**Supplied records**

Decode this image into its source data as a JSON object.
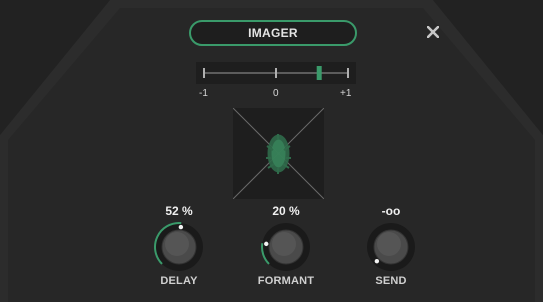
{
  "title": "IMAGER",
  "close_icon": "close-icon",
  "slider": {
    "labels": {
      "min": "-1",
      "mid": "0",
      "max": "+1"
    },
    "value": 0.6
  },
  "stereo_view": {
    "icon": "stereo-field-icon"
  },
  "knobs": {
    "delay": {
      "label": "DELAY",
      "value": "52 %",
      "level": 0.52
    },
    "formant": {
      "label": "FORMANT",
      "value": "20 %",
      "level": 0.2
    },
    "send": {
      "label": "SEND",
      "value": "-oo",
      "level": 0.0
    }
  },
  "colors": {
    "accent": "#3a9a6a",
    "background": "#262626",
    "display": "#1e1e1e"
  }
}
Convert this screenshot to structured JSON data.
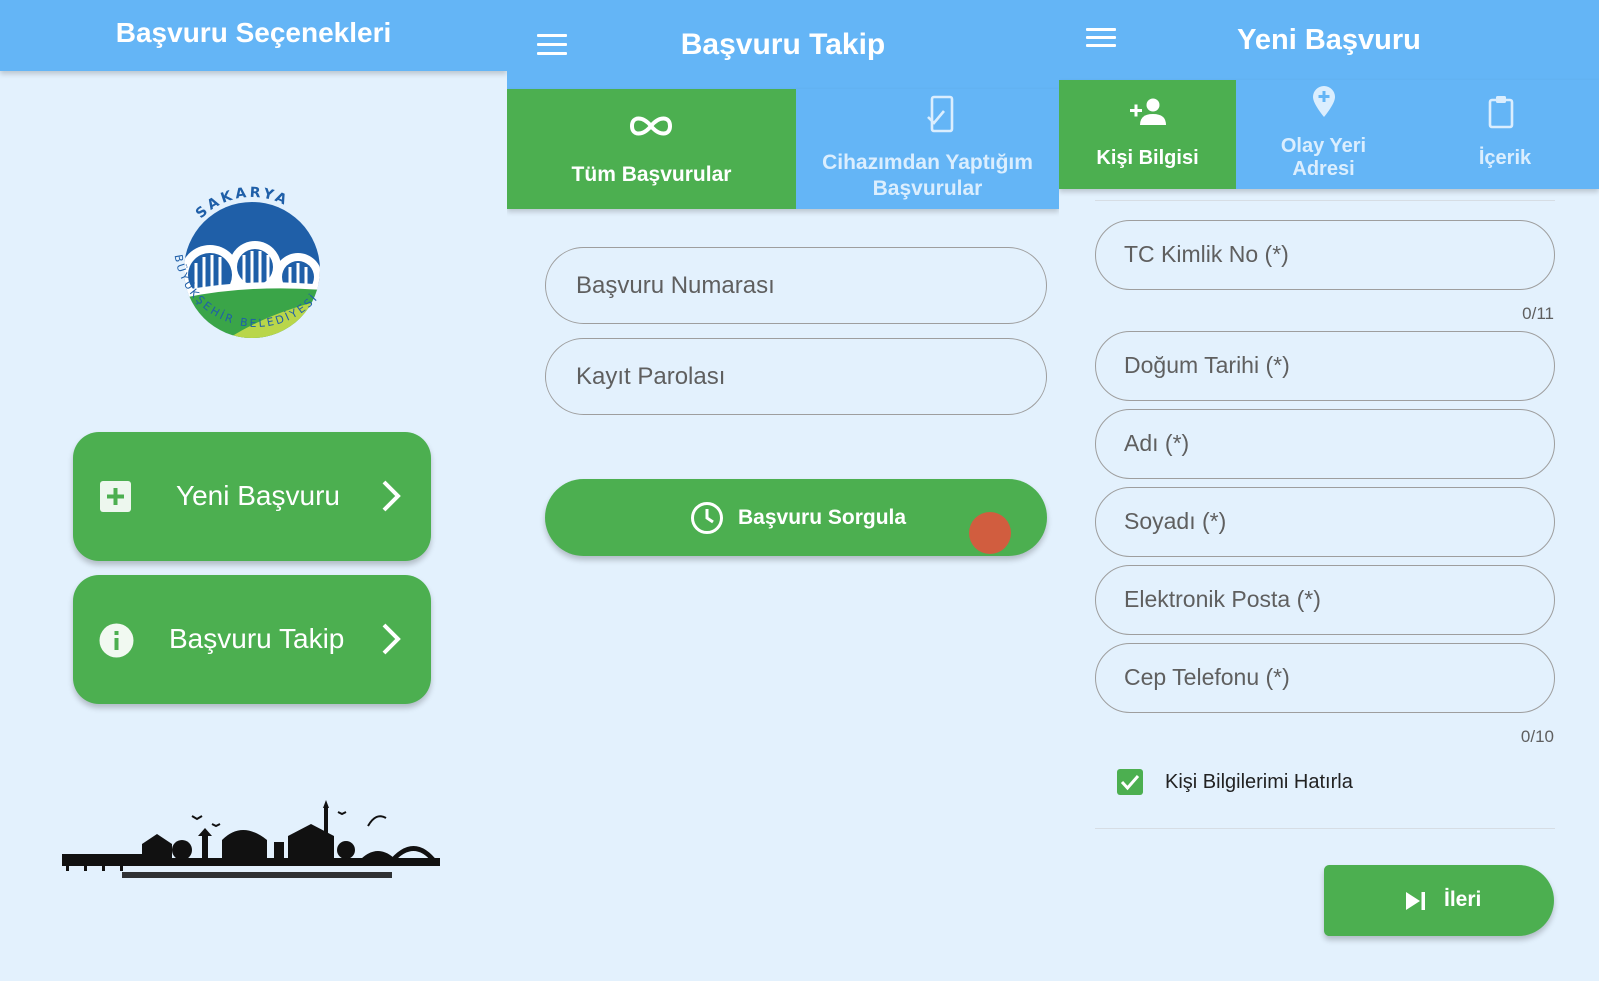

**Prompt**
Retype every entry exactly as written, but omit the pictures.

**The answer**
Decode this image into its source data as a JSON object.
{
  "title": "IMAGER",
  "close_icon": "close-icon",
  "slider": {
    "labels": {
      "min": "-1",
      "mid": "0",
      "max": "+1"
    },
    "value": 0.6
  },
  "stereo_view": {
    "icon": "stereo-field-icon"
  },
  "knobs": {
    "delay": {
      "label": "DELAY",
      "value": "52 %",
      "level": 0.52
    },
    "formant": {
      "label": "FORMANT",
      "value": "20 %",
      "level": 0.2
    },
    "send": {
      "label": "SEND",
      "value": "-oo",
      "level": 0.0
    }
  },
  "colors": {
    "accent": "#3a9a6a",
    "background": "#262626",
    "display": "#1e1e1e"
  }
}
Convert this screenshot to structured JSON data.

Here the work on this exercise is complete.